RECORDS FOR THE EXERCISE —
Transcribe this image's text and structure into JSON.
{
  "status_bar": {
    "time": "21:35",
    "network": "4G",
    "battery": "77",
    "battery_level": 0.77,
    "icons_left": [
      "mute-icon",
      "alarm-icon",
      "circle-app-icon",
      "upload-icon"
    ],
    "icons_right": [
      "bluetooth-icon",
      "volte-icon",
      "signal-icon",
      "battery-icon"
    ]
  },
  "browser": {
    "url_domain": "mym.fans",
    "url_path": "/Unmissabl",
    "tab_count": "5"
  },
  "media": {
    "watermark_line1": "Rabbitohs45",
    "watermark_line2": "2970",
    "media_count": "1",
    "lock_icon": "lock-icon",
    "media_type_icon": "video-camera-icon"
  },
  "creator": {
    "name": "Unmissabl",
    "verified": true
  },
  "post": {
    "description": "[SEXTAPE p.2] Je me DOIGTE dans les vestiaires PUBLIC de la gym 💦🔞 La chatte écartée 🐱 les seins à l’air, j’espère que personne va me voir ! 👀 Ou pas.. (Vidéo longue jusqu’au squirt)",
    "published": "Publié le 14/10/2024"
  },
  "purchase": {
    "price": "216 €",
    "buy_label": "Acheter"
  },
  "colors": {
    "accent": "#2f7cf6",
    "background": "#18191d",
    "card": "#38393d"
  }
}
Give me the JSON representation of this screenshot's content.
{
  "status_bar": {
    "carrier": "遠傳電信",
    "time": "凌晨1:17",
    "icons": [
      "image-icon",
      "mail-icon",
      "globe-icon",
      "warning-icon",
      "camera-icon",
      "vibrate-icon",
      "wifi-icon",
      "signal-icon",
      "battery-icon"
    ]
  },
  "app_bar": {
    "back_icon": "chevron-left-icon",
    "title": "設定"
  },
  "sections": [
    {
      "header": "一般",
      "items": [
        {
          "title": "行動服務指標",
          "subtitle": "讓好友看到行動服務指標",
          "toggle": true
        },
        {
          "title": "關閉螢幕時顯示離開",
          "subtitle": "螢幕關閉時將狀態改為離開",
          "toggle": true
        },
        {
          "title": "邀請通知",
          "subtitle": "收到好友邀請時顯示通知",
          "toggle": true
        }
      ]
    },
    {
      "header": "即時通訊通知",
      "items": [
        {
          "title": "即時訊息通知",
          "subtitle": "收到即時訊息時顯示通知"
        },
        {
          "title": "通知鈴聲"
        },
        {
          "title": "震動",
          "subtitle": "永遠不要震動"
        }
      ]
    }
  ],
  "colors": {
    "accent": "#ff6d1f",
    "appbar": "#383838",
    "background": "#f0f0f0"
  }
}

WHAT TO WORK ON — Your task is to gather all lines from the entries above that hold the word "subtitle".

TASK OUTPUT —
          "subtitle": "讓好友看到行動服務指標",
          "subtitle": "螢幕關閉時將狀態改為離開",
          "subtitle": "收到好友邀請時顯示通知",
          "subtitle": "收到即時訊息時顯示通知"
          "subtitle": "永遠不要震動"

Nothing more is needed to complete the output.